-- Data to use follows --

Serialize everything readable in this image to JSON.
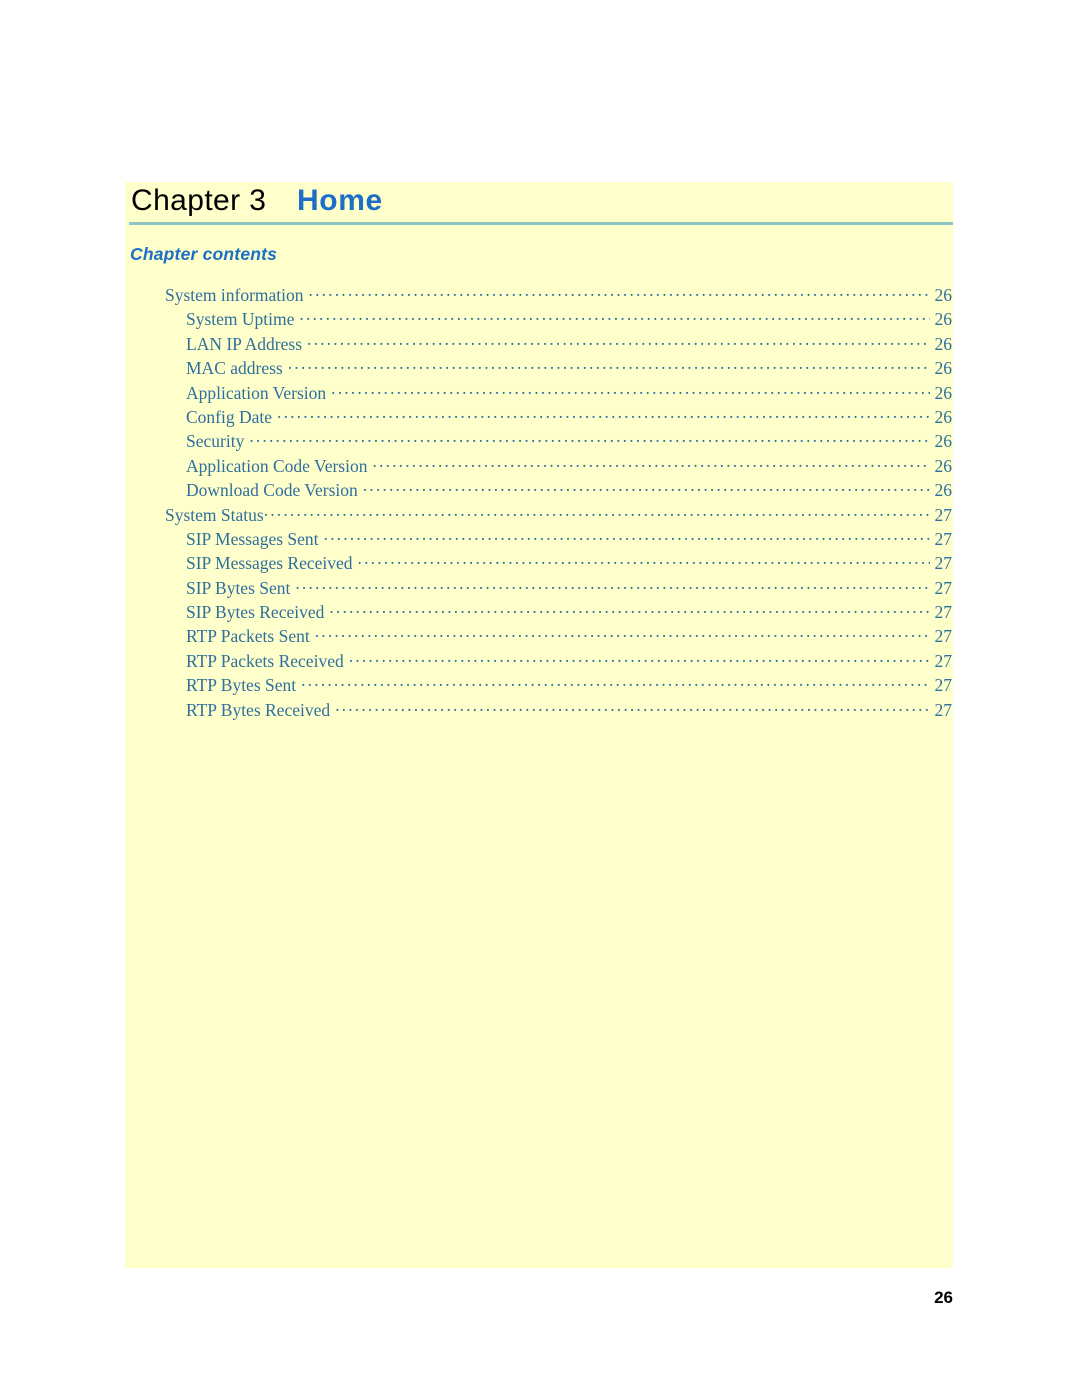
{
  "document": {
    "chapter_label": "Chapter 3",
    "chapter_title": "Home",
    "contents_heading": "Chapter contents",
    "footer_page_number": "26"
  },
  "colors": {
    "page_background": "#ffffff",
    "content_background": "#ffffcc",
    "rule": "#8fc6c4",
    "heading_blue": "#1b6fc6",
    "toc_text": "#2f6f9e",
    "chapter_label_black": "#000000"
  },
  "toc": {
    "entries": [
      {
        "label": "System information",
        "page": "26",
        "level": 1,
        "gap": true
      },
      {
        "label": "System Uptime",
        "page": "26",
        "level": 2,
        "gap": true
      },
      {
        "label": "LAN IP Address",
        "page": "26",
        "level": 2,
        "gap": true
      },
      {
        "label": "MAC address",
        "page": "26",
        "level": 2,
        "gap": true
      },
      {
        "label": "Application Version",
        "page": "26",
        "level": 2,
        "gap": true
      },
      {
        "label": "Config Date",
        "page": "26",
        "level": 2,
        "gap": true
      },
      {
        "label": "Security",
        "page": "26",
        "level": 2,
        "gap": true
      },
      {
        "label": "Application Code Version",
        "page": "26",
        "level": 2,
        "gap": true
      },
      {
        "label": "Download Code Version",
        "page": "26",
        "level": 2,
        "gap": true
      },
      {
        "label": "System Status",
        "page": "27",
        "level": 1,
        "gap": false
      },
      {
        "label": "SIP Messages Sent",
        "page": "27",
        "level": 2,
        "gap": true
      },
      {
        "label": "SIP Messages Received",
        "page": "27",
        "level": 2,
        "gap": true
      },
      {
        "label": "SIP Bytes Sent",
        "page": "27",
        "level": 2,
        "gap": true
      },
      {
        "label": "SIP Bytes Received",
        "page": "27",
        "level": 2,
        "gap": true
      },
      {
        "label": "RTP Packets Sent",
        "page": "27",
        "level": 2,
        "gap": true
      },
      {
        "label": "RTP Packets Received",
        "page": "27",
        "level": 2,
        "gap": true
      },
      {
        "label": "RTP Bytes Sent",
        "page": "27",
        "level": 2,
        "gap": true
      },
      {
        "label": "RTP Bytes Received",
        "page": "27",
        "level": 2,
        "gap": true
      }
    ]
  }
}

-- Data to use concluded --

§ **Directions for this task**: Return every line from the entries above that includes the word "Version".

§ **Solved exercise**:
        "label": "Application Version",
        "label": "Application Code Version",
        "label": "Download Code Version",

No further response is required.